» **Aim of the task**
Across the whole listing, filter for the string "CHEDDAR" and copy every line that has it.

» **Data records**
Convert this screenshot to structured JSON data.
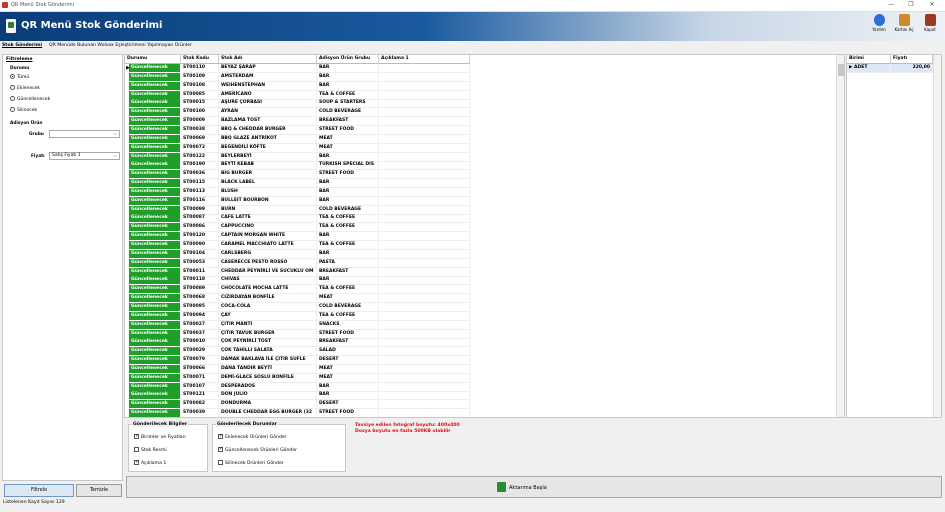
{
  "window": {
    "title": "QR Menü Stok Gönderimi",
    "min_glyph": "—",
    "restore_glyph": "❐",
    "close_glyph": "✕"
  },
  "header": {
    "title": "QR Menü Stok Gönderimi",
    "buttons": [
      {
        "label": "Yardım",
        "icon": "help-icon",
        "color": "#2a6fd6"
      },
      {
        "label": "Kartını Aç",
        "icon": "open-card-icon",
        "color": "#d08a2a"
      },
      {
        "label": "Kapat",
        "icon": "exit-icon",
        "color": "#9a3a20"
      }
    ]
  },
  "tabs": [
    {
      "label": "Stok Gönderimi",
      "active": true
    },
    {
      "label": "QR Menüde Bulunan Wolvox Eşleştirilmesi Yapılmayan Ürünler",
      "active": false
    }
  ],
  "filter": {
    "title": "Filtreleme",
    "status_title": "Durumu",
    "status_options": [
      {
        "label": "Tümü",
        "selected": true
      },
      {
        "label": "Eklenecek",
        "selected": false
      },
      {
        "label": "Güncellenecek",
        "selected": false
      },
      {
        "label": "Silinecek",
        "selected": false
      }
    ],
    "adisyon_title": "Adisyon Ürün",
    "grubu_label": "Grubu",
    "grubu_value": "",
    "fiyati_label": "Fiyatı",
    "fiyati_value": "Satış Fiyatı 1",
    "filter_button": "Filtrele",
    "clear_button": "Temizle"
  },
  "status_bar": "Listelenen Kayıt Sayısı 129",
  "grid": {
    "columns": [
      "Durumu",
      "Stok Kodu",
      "Stok Adı",
      "Adisyon Ürün Grubu",
      "Açıklama 1"
    ],
    "status_color": "#1f9e2a",
    "rows": [
      [
        "Güncellenecek",
        "ST00110",
        "BEYAZ ŞARAP",
        "BAR"
      ],
      [
        "Güncellenecek",
        "ST00109",
        "AMSTERDAM",
        "BAR"
      ],
      [
        "Güncellenecek",
        "ST00108",
        "WEIHENSTEPHAN",
        "BAR"
      ],
      [
        "Güncellenecek",
        "ST00085",
        "AMERİCANO",
        "TEA & COFFEE"
      ],
      [
        "Güncellenecek",
        "ST00015",
        "AŞURE ÇORBASI",
        "SOUP & STARTERS"
      ],
      [
        "Güncellenecek",
        "ST00100",
        "AYRAN",
        "COLD BEVERAGE"
      ],
      [
        "Güncellenecek",
        "ST00009",
        "BAZLAMA TOST",
        "BREAKFAST"
      ],
      [
        "Güncellenecek",
        "ST00038",
        "BBQ & CHEDDAR BURGER",
        "STREET FOOD"
      ],
      [
        "Güncellenecek",
        "ST00069",
        "BBQ GLAZE ANTRİKOT",
        "MEAT"
      ],
      [
        "Güncellenecek",
        "ST00072",
        "BEĞENDİLİ KÖFTE",
        "MEAT"
      ],
      [
        "Güncellenecek",
        "ST00122",
        "BEYLERBEYİ",
        "BAR"
      ],
      [
        "Güncellenecek",
        "ST00190",
        "BEYTİ KEBAB",
        "TURKISH SPECIAL DIS"
      ],
      [
        "Güncellenecek",
        "ST00036",
        "BIG BURGER",
        "STREET FOOD"
      ],
      [
        "Güncellenecek",
        "ST00115",
        "BLACK LABEL",
        "BAR"
      ],
      [
        "Güncellenecek",
        "ST00113",
        "BLUSH",
        "BAR"
      ],
      [
        "Güncellenecek",
        "ST00116",
        "BULLEIT BOURBON",
        "BAR"
      ],
      [
        "Güncellenecek",
        "ST00099",
        "BURN",
        "COLD BEVERAGE"
      ],
      [
        "Güncellenecek",
        "ST00087",
        "CAFE LATTE",
        "TEA & COFFEE"
      ],
      [
        "Güncellenecek",
        "ST00086",
        "CAPPUCCINO",
        "TEA & COFFEE"
      ],
      [
        "Güncellenecek",
        "ST00120",
        "CAPTAIN MORGAN WHITE",
        "BAR"
      ],
      [
        "Güncellenecek",
        "ST00090",
        "CARAMEL MACCHIATO LATTE",
        "TEA & COFFEE"
      ],
      [
        "Güncellenecek",
        "ST00104",
        "CARLSBERG",
        "BAR"
      ],
      [
        "Güncellenecek",
        "ST00053",
        "CASERECCE PESTO ROSSO",
        "PASTA"
      ],
      [
        "Güncellenecek",
        "ST00011",
        "CHEDDAR PEYNİRLİ VE SUCUKLU OM",
        "BREAKFAST"
      ],
      [
        "Güncellenecek",
        "ST00118",
        "CHIVAS",
        "BAR"
      ],
      [
        "Güncellenecek",
        "ST00089",
        "CHOCOLATE MOCHA LATTE",
        "TEA & COFFEE"
      ],
      [
        "Güncellenecek",
        "ST00068",
        "CIZIRDAYAN BONFİLE",
        "MEAT"
      ],
      [
        "Güncellenecek",
        "ST00095",
        "COCA-COLA",
        "COLD BEVERAGE"
      ],
      [
        "Güncellenecek",
        "ST00094",
        "ÇAY",
        "TEA & COFFEE"
      ],
      [
        "Güncellenecek",
        "ST00027",
        "ÇITIR MANTI",
        "SNACKS"
      ],
      [
        "Güncellenecek",
        "ST00037",
        "ÇITIR TAVUK BURGER",
        "STREET FOOD"
      ],
      [
        "Güncellenecek",
        "ST00010",
        "ÇOK PEYNİRLİ TOST",
        "BREAKFAST"
      ],
      [
        "Güncellenecek",
        "ST00029",
        "ÇOK TAHILLI SALATA",
        "SALAD"
      ],
      [
        "Güncellenecek",
        "ST00079",
        "DAMAK BAKLAVA İLE ÇITIR SUFLE",
        "DESERT"
      ],
      [
        "Güncellenecek",
        "ST00066",
        "DANA TANDIR BEYTİ",
        "MEAT"
      ],
      [
        "Güncellenecek",
        "ST00071",
        "DEMİ-GLACE SOSLU BONFİLE",
        "MEAT"
      ],
      [
        "Güncellenecek",
        "ST00107",
        "DESPERADOS",
        "BAR"
      ],
      [
        "Güncellenecek",
        "ST00121",
        "DON JULIO",
        "BAR"
      ],
      [
        "Güncellenecek",
        "ST00082",
        "DONDURMA",
        "DESERT"
      ],
      [
        "Güncellenecek",
        "ST00039",
        "DOUBLE CHEDDAR EGG BURGER (32",
        "STREET FOOD"
      ]
    ]
  },
  "unit_grid": {
    "columns": [
      "Birimi",
      "Fiyatı"
    ],
    "rows": [
      [
        "ADET",
        "220,00"
      ]
    ]
  },
  "send_info": {
    "title": "Gönderilecek Bilgiler",
    "items": [
      {
        "label": "Birimler ve Fiyatları",
        "checked": true
      },
      {
        "label": "Stok Resmi",
        "checked": false
      },
      {
        "label": "Açıklama 1",
        "checked": true
      }
    ]
  },
  "send_status": {
    "title": "Gönderilecek Durumlar",
    "items": [
      {
        "label": "Eklenecek Ürünleri Gönder",
        "checked": true
      },
      {
        "label": "Güncellenecek Ürünleri Gönder",
        "checked": true
      },
      {
        "label": "Silinecek Ürünleri Gönder",
        "checked": false
      }
    ]
  },
  "warning": {
    "line1": "Tavsiye edilen fotoğraf boyutu: 400x400",
    "line2": "Dosya boyutu en fazla 500KB olabilir"
  },
  "transfer_button": "Aktarıma Başla",
  "glyphs": {
    "row_marker": "▶",
    "dropdown": "⌵",
    "scroll_up": "▲",
    "scroll_down": "▼"
  }
}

» **Solution for this problem**
        "BBQ & CHEDDAR BURGER",
        "CHEDDAR PEYNİRLİ VE SUCUKLU OM",
        "DOUBLE CHEDDAR EGG BURGER (32",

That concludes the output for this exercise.